When Chicago routed Pittsburgh, 60-23, Friday night in the Rosemont (Ill.) Horizon, two other players banged up knees badly enough to probably miss the rest of the season. One was Pittsburgh's Mike Hohensee, a quarterback from Germantown, Md., who once played for the USFL Washington Federals. Hohensee, who completed 25 of 39 passes for 354 yards last week in Pittsburgh's season-opening victory over the Commandos, was hit directly on his knee while being sacked in the second quarter. Chicago's Ken Sanders also damaged knee ligaments during the game when his foot caught in the turf.

"Hohensee is the best quarterback in the league," said Chicago assistant coach Gino Nudo. "That's the last thing anyone wants to see. He adds a lot of credibility to this league."

Mornhinweg's injury was "typical" for a game played on artificial turf, and probably wouldn't have happened on grass, according to Denver Coach Tim Marcum. The injury leaves Marcum in a tough spot, since he had just put in Mornhinweg to replace Stuart Mitchell, who completed only eight of 27 passing attempts. Marcum has only Mitchell at quarterback next Friday when Denver hosts Washington, although he said he will quickly sign another. However, he added, the signee likely won't be one who has been through the league's training camp, and therefore will need to learn the indoor game.

The surface the Commandos played on on Saturday, one layer padded only by another, face-down layer of artificial turf, originally was used by the Pittsburgh Spirit soccer team 12 years ago, according to Jerry Obie, head utility worker at Pittsburgh's Civic Arena. The turf is being shipped between Capital Centre and the Civic Arena for arena football games, while another one goes between Chicago and Denver.

Washington Coach Bob Harrison said the arena players have made "great adjustments" to avoid injury, by pulling off a hit at the right time and by watching the abrupt ending of the turf along the sideline.

During the game, Harrison made some adjustments to control the Dynamite, which had beaten Washington, 20-18, in a two-quarter exhibition two weeks ago. On films, he noticed Denver's frequent blitzing -- and the Dynamite blitzed even more than he expected Saturday -- so he worked in an option attack to throw the Dynamite off guard. The attack also allowed receiver Lenny Taylor to gain 115 yards on seven receptions.

"I've never really been one to think that the game plan can be a deciding factor, but Harrison really had a great one," said DuPree, who caught three passes for 26 yards before his injury. "Running the option really did open up the passing game and, once we were able to get the short passing game going, that opened things up for Taylor."

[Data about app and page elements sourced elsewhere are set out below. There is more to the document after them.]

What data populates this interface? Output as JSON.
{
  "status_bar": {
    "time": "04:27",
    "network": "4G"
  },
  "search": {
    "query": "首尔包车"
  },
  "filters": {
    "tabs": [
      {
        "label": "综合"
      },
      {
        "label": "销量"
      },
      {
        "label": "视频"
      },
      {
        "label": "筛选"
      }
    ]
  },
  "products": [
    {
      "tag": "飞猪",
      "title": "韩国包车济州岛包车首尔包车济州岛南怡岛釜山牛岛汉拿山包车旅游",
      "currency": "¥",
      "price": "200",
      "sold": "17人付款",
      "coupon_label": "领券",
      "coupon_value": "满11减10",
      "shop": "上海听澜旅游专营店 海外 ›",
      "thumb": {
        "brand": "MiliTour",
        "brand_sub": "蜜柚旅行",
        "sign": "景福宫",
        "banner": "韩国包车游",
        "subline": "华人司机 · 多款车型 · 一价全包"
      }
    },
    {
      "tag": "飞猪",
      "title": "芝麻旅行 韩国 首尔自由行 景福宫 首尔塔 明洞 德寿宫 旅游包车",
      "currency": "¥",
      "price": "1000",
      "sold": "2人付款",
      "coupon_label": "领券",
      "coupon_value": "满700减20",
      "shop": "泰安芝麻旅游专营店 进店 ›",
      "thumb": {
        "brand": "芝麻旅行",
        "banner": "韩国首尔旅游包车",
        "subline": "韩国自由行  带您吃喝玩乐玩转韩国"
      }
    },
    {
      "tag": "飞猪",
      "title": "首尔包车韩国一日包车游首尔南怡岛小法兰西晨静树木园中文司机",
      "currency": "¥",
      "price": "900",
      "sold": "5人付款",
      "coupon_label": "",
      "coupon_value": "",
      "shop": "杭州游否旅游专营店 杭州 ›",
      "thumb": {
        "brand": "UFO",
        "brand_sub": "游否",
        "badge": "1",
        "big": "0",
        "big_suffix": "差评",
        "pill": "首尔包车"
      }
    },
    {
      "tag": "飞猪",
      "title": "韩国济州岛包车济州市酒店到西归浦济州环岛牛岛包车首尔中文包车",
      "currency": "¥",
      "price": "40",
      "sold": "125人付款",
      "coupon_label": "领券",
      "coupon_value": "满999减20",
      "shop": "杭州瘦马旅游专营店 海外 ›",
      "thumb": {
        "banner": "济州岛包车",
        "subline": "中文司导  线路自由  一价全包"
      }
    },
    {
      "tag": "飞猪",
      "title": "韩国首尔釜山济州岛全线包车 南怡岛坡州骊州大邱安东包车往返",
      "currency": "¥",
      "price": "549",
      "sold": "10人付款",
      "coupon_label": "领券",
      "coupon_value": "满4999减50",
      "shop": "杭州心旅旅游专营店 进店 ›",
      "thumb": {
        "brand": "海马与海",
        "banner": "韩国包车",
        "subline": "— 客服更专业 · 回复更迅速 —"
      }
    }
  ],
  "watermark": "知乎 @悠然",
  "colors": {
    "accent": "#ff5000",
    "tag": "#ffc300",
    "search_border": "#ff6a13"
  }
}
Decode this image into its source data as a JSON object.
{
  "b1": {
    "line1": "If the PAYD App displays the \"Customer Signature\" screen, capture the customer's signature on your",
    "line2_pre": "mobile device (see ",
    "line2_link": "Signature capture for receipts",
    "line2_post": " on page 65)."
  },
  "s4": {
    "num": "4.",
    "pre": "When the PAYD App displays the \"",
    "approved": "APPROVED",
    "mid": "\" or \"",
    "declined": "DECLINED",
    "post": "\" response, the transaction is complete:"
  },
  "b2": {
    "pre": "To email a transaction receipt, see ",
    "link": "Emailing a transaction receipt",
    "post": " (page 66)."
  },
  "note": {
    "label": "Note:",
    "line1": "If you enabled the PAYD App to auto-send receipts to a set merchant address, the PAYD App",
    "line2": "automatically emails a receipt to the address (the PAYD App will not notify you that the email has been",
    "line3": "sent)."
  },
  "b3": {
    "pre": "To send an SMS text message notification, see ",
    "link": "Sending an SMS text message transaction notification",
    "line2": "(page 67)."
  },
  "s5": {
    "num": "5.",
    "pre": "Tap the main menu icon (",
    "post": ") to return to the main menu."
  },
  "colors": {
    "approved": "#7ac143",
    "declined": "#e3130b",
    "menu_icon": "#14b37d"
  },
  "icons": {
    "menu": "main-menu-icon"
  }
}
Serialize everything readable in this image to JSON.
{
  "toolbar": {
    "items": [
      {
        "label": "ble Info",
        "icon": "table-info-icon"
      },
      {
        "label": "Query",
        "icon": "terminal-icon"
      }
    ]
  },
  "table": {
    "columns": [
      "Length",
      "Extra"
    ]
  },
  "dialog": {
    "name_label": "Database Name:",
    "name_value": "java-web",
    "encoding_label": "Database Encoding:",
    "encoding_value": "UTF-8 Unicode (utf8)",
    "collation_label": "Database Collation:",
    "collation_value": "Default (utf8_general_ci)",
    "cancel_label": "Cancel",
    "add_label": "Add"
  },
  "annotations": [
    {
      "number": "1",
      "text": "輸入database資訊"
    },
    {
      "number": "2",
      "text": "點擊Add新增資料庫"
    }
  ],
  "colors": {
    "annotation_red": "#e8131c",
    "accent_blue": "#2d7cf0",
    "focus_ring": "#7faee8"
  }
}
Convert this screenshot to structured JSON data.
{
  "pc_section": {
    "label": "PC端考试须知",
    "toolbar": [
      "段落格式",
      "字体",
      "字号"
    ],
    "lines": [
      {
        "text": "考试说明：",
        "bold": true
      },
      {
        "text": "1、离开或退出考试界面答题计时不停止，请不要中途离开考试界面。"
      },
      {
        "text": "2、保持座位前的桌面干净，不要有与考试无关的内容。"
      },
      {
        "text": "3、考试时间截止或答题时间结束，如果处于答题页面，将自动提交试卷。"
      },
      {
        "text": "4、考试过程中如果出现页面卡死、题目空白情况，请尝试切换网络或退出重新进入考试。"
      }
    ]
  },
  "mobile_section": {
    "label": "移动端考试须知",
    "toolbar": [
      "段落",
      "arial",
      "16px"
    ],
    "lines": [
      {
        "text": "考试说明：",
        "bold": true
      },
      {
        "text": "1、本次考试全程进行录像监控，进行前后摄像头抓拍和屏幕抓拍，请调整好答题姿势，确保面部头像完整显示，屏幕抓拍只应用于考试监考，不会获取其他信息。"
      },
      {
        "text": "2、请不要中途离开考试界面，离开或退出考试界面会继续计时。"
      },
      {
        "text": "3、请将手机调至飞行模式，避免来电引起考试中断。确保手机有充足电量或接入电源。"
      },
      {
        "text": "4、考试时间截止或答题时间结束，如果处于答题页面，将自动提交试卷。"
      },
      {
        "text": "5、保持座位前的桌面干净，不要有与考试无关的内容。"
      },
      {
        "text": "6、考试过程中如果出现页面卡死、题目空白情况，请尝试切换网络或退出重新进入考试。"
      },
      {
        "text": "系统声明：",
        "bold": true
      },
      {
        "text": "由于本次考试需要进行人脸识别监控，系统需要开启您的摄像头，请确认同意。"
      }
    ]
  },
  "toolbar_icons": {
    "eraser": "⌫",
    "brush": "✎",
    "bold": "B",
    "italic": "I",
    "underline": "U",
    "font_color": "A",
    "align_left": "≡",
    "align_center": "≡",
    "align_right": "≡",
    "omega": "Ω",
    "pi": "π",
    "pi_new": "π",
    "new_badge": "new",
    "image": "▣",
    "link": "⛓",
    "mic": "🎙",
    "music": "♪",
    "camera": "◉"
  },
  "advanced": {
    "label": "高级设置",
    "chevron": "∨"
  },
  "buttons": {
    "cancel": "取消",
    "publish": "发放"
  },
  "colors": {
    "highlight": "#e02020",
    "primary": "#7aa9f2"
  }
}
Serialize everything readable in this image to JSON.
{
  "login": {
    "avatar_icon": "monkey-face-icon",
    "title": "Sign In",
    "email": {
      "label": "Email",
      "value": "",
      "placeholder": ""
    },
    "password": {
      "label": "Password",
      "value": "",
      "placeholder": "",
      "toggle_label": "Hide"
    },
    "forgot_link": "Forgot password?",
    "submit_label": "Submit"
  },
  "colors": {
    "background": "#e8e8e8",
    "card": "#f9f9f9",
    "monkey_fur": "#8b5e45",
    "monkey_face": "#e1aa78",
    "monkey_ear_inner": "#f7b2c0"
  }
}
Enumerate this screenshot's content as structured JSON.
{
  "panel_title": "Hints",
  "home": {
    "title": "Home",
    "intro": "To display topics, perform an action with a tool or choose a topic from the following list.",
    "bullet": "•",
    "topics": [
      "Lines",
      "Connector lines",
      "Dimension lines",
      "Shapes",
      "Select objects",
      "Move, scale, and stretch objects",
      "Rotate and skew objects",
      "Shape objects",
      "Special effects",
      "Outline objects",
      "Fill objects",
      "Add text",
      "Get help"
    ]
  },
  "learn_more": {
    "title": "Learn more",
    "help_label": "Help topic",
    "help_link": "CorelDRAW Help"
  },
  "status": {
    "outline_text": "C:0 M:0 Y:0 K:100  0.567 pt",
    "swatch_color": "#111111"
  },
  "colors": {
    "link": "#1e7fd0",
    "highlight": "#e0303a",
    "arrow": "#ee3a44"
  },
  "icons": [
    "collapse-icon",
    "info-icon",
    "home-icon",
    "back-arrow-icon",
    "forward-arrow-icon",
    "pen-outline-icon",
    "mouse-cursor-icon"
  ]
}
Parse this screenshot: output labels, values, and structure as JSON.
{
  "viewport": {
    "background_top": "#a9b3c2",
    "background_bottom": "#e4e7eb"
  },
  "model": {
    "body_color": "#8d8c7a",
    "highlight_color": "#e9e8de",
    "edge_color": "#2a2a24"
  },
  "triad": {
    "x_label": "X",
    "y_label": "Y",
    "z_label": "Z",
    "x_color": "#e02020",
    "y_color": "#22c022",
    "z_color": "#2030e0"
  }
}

Marcum said blitzing was the best thing he could do, considering that Washington went up, 14-0, in a little more than three minutes. "We were just trying to do something to change the pace of the game," he said.

After scoring on their first drive, the Commandos got a break when Mitchell fumbled on Denver's 2-yard line, and Washington's Mike Witteck grabbed it to set up another touchdown. "They out-hit us, out-caught, out-threw, everything," Marcum said. Denver 7 0 13 0 20 Washington 17 7 6 6 36

W -- DuPree 10 pass from Ingold (Castro kick)

W -- Holman 2 pass from Ingold (Castro kick)

D -- Smith fumble recovery in end zone (Mike-Mayer kick)

W -- FG 50 Castro

W -- Taylor 8 pass from Ingold (Castro kick)

D -- Trimble 44 pass from Mitchell (Mike-Mayer kick)

W -- Holman 11 run (kick failed)

D -- Mitchell 8 run (kick failed)

W -- FG 27 Castro

W -- FG 31 Castro

A -- 13,507

Dynamite Commandos First downs 7 12 Rushes-yards 13-40 14-34 Passing yards 104 166 Return yards 85 16 Passing 11-31-0 17-28-0 Fumbles-lost 3-2 2-1 Penalties-yards 1-8 4-15 Time of possession 29:07 30:

RUSHING -- Denver: Brewer 4-16, Mitchell 6-11, Mornhinweg 1-9, Prather 1-7, Trimble 1-minus 3. Washington:

PASSING -- Denver: Mitchell 8-27-0, 113 yards, Mornhinweg 3-4-0, 30. Washington: Ingold 17-28-0, 195.

RECEIVING -- Denver: Trimble 5-102, Brewer 4-25, Mullen 2-16. Washington: Taylor 7-115, Dixon 5-31, DuPree